=== DATASET RECORDS ===
━━━━
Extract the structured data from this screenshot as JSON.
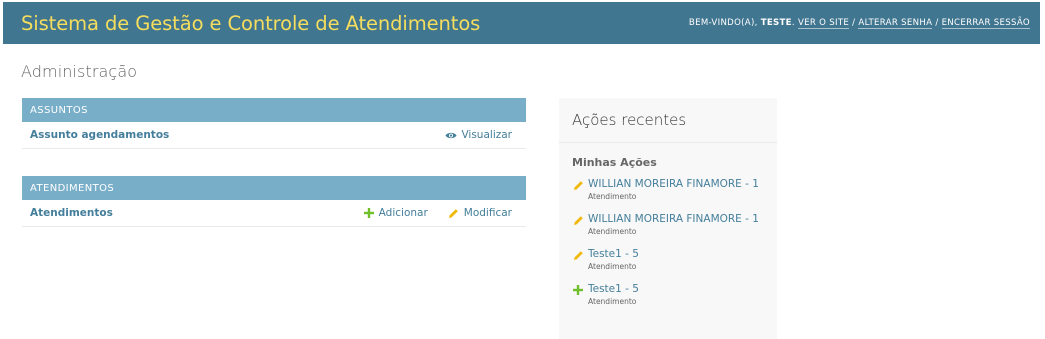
{
  "header": {
    "brand": "Sistema de Gestão e Controle de Atendimentos",
    "welcome": "BEM-VINDO(A), ",
    "username": "TESTE",
    "view_site": "VER O SITE",
    "separator": " / ",
    "change_password": "ALTERAR SENHA",
    "logout": "ENCERRAR SESSÃO"
  },
  "page": {
    "title": "Administração"
  },
  "modules": [
    {
      "caption": "ASSUNTOS",
      "models": [
        {
          "name": "Assunto agendamentos",
          "view_label": "Visualizar"
        }
      ]
    },
    {
      "caption": "ATENDIMENTOS",
      "models": [
        {
          "name": "Atendimentos",
          "add_label": "Adicionar",
          "change_label": "Modificar"
        }
      ]
    }
  ],
  "recent_actions": {
    "title": "Ações recentes",
    "subtitle": "Minhas Ações",
    "items": [
      {
        "icon": "pencil-icon",
        "label": "WILLIAN MOREIRA FINAMORE - 1",
        "type": "Atendimento"
      },
      {
        "icon": "pencil-icon",
        "label": "WILLIAN MOREIRA FINAMORE - 1",
        "type": "Atendimento"
      },
      {
        "icon": "pencil-icon",
        "label": "Teste1 - 5",
        "type": "Atendimento"
      },
      {
        "icon": "plus-icon",
        "label": "Teste1 - 5",
        "type": "Atendimento"
      }
    ]
  },
  "colors": {
    "header_bg": "#417690",
    "brand": "#f5dd5d",
    "caption_bg": "#79aec8",
    "link": "#447e9b",
    "add_green": "#70bf2b",
    "change_yellow": "#efb80b"
  }
}
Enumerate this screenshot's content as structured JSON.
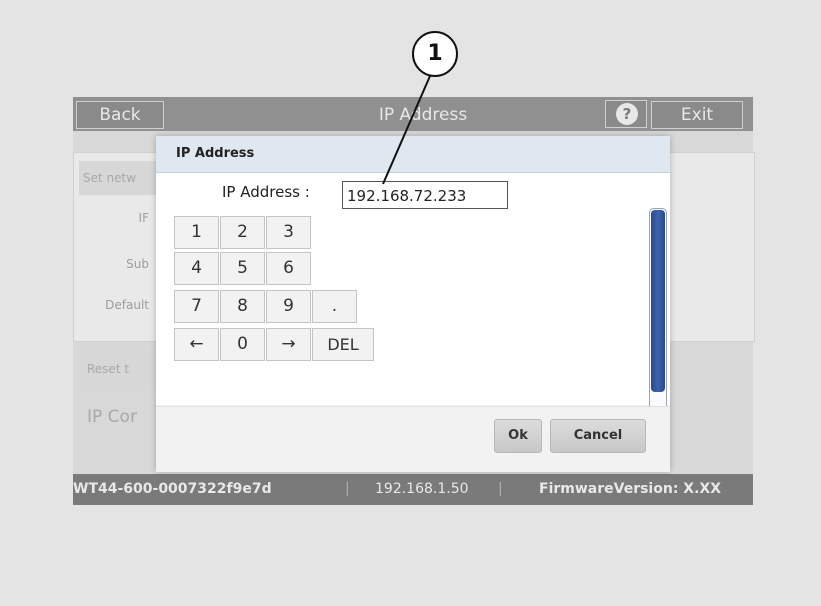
{
  "topbar": {
    "back_label": "Back",
    "title": "IP Address",
    "help_label": "?",
    "exit_label": "Exit"
  },
  "background": {
    "set_network_label": "Set netw",
    "field_labels": [
      "IF",
      "Sub",
      "Default"
    ],
    "reset_label": "Reset t",
    "ip_config_label": "IP Cor"
  },
  "statusbar": {
    "device_id": "WT44-600-0007322f9e7d",
    "separator": "|",
    "ip": "192.168.1.50",
    "firmware": "FirmwareVersion: X.XX"
  },
  "dialog": {
    "title": "IP Address",
    "field_label": "IP Address :",
    "field_value": "192.168.72.233",
    "keys": {
      "k1": "1",
      "k2": "2",
      "k3": "3",
      "k4": "4",
      "k5": "5",
      "k6": "6",
      "k7": "7",
      "k8": "8",
      "k9": "9",
      "dot": ".",
      "left": "←",
      "k0": "0",
      "right": "→",
      "del": "DEL"
    },
    "ok_label": "Ok",
    "cancel_label": "Cancel"
  },
  "callout": {
    "number": "1"
  },
  "colors": {
    "scroll_thumb": "#2a4a8a",
    "topbar": "#909090",
    "dialog_header": "#dfe7f0"
  }
}
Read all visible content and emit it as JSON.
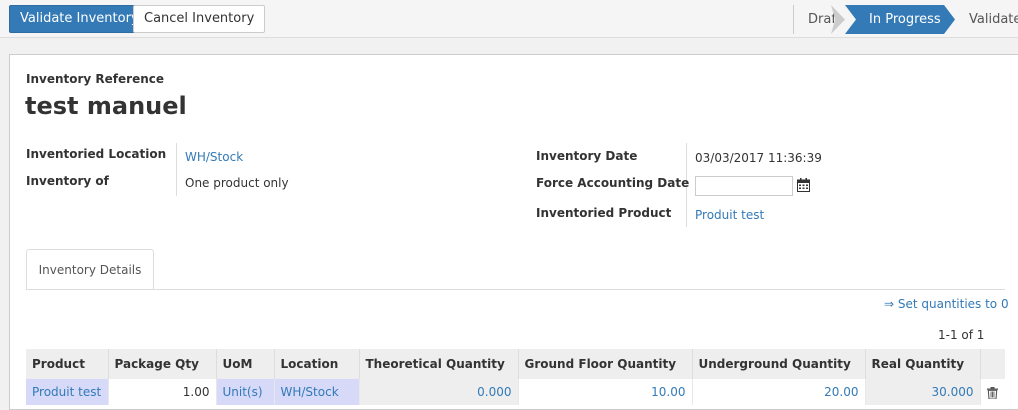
{
  "actions": {
    "validate_label": "Validate Inventory",
    "cancel_label": "Cancel Inventory"
  },
  "stages": {
    "draft": "Draft",
    "in_progress": "In Progress",
    "validated": "Validated",
    "active": "In Progress"
  },
  "form": {
    "reference_label": "Inventory Reference",
    "reference_value": "test manuel",
    "location_label": "Inventoried Location",
    "location_value": "WH/Stock",
    "inventory_of_label": "Inventory of",
    "inventory_of_value": "One product only",
    "date_label": "Inventory Date",
    "date_value": "03/03/2017 11:36:39",
    "force_date_label": "Force Accounting Date",
    "force_date_value": "",
    "product_label": "Inventoried Product",
    "product_value": "Produit test"
  },
  "tabs": [
    {
      "label": "Inventory Details"
    }
  ],
  "details": {
    "set_quantities_label": "⇒ Set quantities to 0",
    "pager": "1-1 of 1",
    "columns": [
      "Product",
      "Package Qty",
      "UoM",
      "Location",
      "Theoretical Quantity",
      "Ground Floor Quantity",
      "Underground Quantity",
      "Real Quantity"
    ],
    "rows": [
      {
        "product": "Produit test",
        "package_qty": "1.00",
        "uom": "Unit(s)",
        "location": "WH/Stock",
        "theoretical_qty": "0.000",
        "ground_floor_qty": "10.00",
        "underground_qty": "20.00",
        "real_qty": "30.000"
      }
    ]
  },
  "icons": {
    "calendar": "calendar-icon",
    "delete": "trash-icon"
  },
  "colors": {
    "primary": "#337ab7",
    "readonly_cell": "#d6d9f8",
    "link": "#337ab7"
  }
}
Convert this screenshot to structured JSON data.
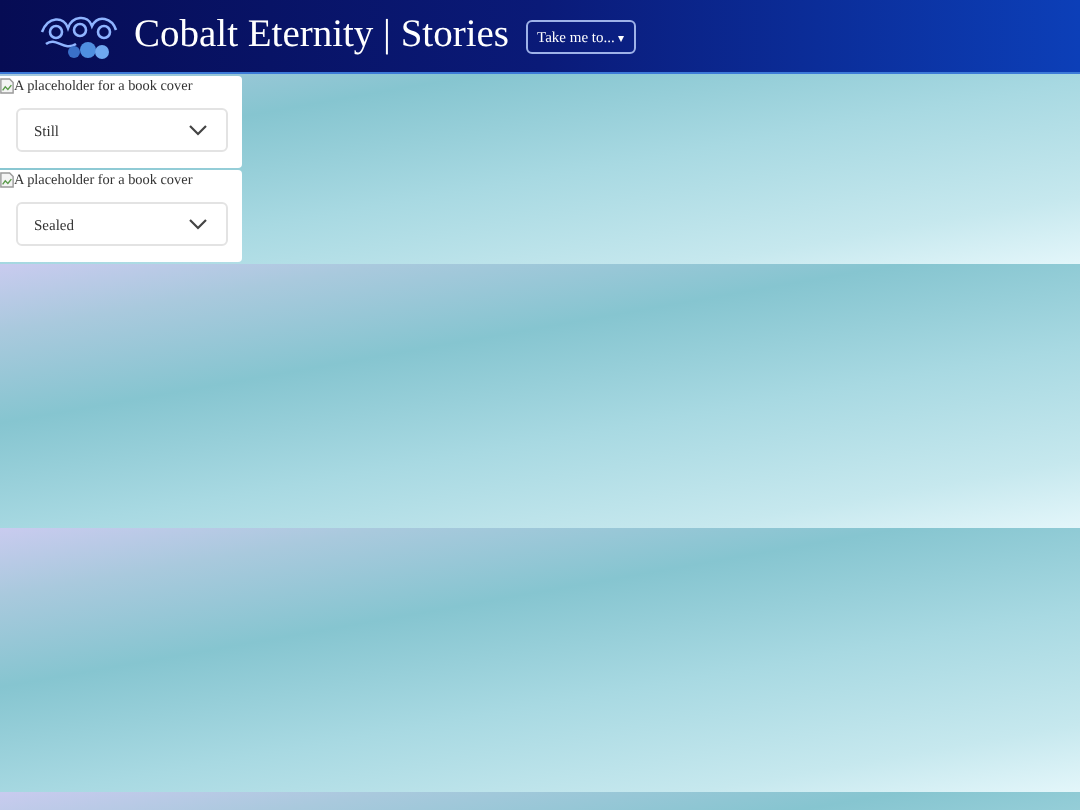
{
  "header": {
    "title": "Cobalt Eternity | Stories",
    "nav_button": {
      "label": "Take me to...",
      "caret": "▾"
    }
  },
  "stories": [
    {
      "cover_alt": "A placeholder for a book cover",
      "status": "Still"
    },
    {
      "cover_alt": "A placeholder for a book cover",
      "status": "Sealed"
    }
  ]
}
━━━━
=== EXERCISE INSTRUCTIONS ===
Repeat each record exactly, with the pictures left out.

=== SOLVED EXERCISE ===
Extract the structured data from this screenshot as JSON.
{
  "header": {
    "brand": "Sistema de Gestão e Controle de Atendimentos",
    "welcome": "BEM-VINDO(A), ",
    "username": "TESTE",
    "view_site": "VER O SITE",
    "separator": " / ",
    "change_password": "ALTERAR SENHA",
    "logout": "ENCERRAR SESSÃO"
  },
  "page": {
    "title": "Administração"
  },
  "modules": [
    {
      "caption": "ASSUNTOS",
      "models": [
        {
          "name": "Assunto agendamentos",
          "view_label": "Visualizar"
        }
      ]
    },
    {
      "caption": "ATENDIMENTOS",
      "models": [
        {
          "name": "Atendimentos",
          "add_label": "Adicionar",
          "change_label": "Modificar"
        }
      ]
    }
  ],
  "recent_actions": {
    "title": "Ações recentes",
    "subtitle": "Minhas Ações",
    "items": [
      {
        "icon": "pencil-icon",
        "label": "WILLIAN MOREIRA FINAMORE - 1",
        "type": "Atendimento"
      },
      {
        "icon": "pencil-icon",
        "label": "WILLIAN MOREIRA FINAMORE - 1",
        "type": "Atendimento"
      },
      {
        "icon": "pencil-icon",
        "label": "Teste1 - 5",
        "type": "Atendimento"
      },
      {
        "icon": "plus-icon",
        "label": "Teste1 - 5",
        "type": "Atendimento"
      }
    ]
  },
  "colors": {
    "header_bg": "#417690",
    "brand": "#f5dd5d",
    "caption_bg": "#79aec8",
    "link": "#447e9b",
    "add_green": "#70bf2b",
    "change_yellow": "#efb80b"
  }
}
Enumerate this screenshot's content as structured JSON.
{
  "topbar": {
    "back_label": "Back",
    "title": "IP Address",
    "help_label": "?",
    "exit_label": "Exit"
  },
  "background": {
    "set_network_label": "Set netw",
    "field_labels": [
      "IF",
      "Sub",
      "Default"
    ],
    "reset_label": "Reset t",
    "ip_config_label": "IP Cor"
  },
  "statusbar": {
    "device_id": "WT44-600-0007322f9e7d",
    "separator": "|",
    "ip": "192.168.1.50",
    "firmware": "FirmwareVersion: X.XX"
  },
  "dialog": {
    "title": "IP Address",
    "field_label": "IP Address :",
    "field_value": "192.168.72.233",
    "keys": {
      "k1": "1",
      "k2": "2",
      "k3": "3",
      "k4": "4",
      "k5": "5",
      "k6": "6",
      "k7": "7",
      "k8": "8",
      "k9": "9",
      "dot": ".",
      "left": "←",
      "k0": "0",
      "right": "→",
      "del": "DEL"
    },
    "ok_label": "Ok",
    "cancel_label": "Cancel"
  },
  "callout": {
    "number": "1"
  },
  "colors": {
    "scroll_thumb": "#2a4a8a",
    "topbar": "#909090",
    "dialog_header": "#dfe7f0"
  }
}
Read all visible content and emit it as JSON.
{
  "actions": {
    "validate_label": "Validate Inventory",
    "cancel_label": "Cancel Inventory"
  },
  "stages": {
    "draft": "Draft",
    "in_progress": "In Progress",
    "validated": "Validated",
    "active": "In Progress"
  },
  "form": {
    "reference_label": "Inventory Reference",
    "reference_value": "test manuel",
    "location_label": "Inventoried Location",
    "location_value": "WH/Stock",
    "inventory_of_label": "Inventory of",
    "inventory_of_value": "One product only",
    "date_label": "Inventory Date",
    "date_value": "03/03/2017 11:36:39",
    "force_date_label": "Force Accounting Date",
    "force_date_value": "",
    "product_label": "Inventoried Product",
    "product_value": "Produit test"
  },
  "tabs": [
    {
      "label": "Inventory Details"
    }
  ],
  "details": {
    "set_quantities_label": "⇒ Set quantities to 0",
    "pager": "1-1 of 1",
    "columns": [
      "Product",
      "Package Qty",
      "UoM",
      "Location",
      "Theoretical Quantity",
      "Ground Floor Quantity",
      "Underground Quantity",
      "Real Quantity"
    ],
    "rows": [
      {
        "product": "Produit test",
        "package_qty": "1.00",
        "uom": "Unit(s)",
        "location": "WH/Stock",
        "theoretical_qty": "0.000",
        "ground_floor_qty": "10.00",
        "underground_qty": "20.00",
        "real_qty": "30.000"
      }
    ]
  },
  "icons": {
    "calendar": "calendar-icon",
    "delete": "trash-icon"
  },
  "colors": {
    "primary": "#337ab7",
    "readonly_cell": "#d6d9f8",
    "link": "#337ab7"
  }
}
Convert this screenshot to structured JSON data.
{
  "header": {
    "title": "Cobalt Eternity | Stories",
    "nav_button": {
      "label": "Take me to...",
      "caret": "▾"
    }
  },
  "stories": [
    {
      "cover_alt": "A placeholder for a book cover",
      "status": "Still"
    },
    {
      "cover_alt": "A placeholder for a book cover",
      "status": "Sealed"
    }
  ]
}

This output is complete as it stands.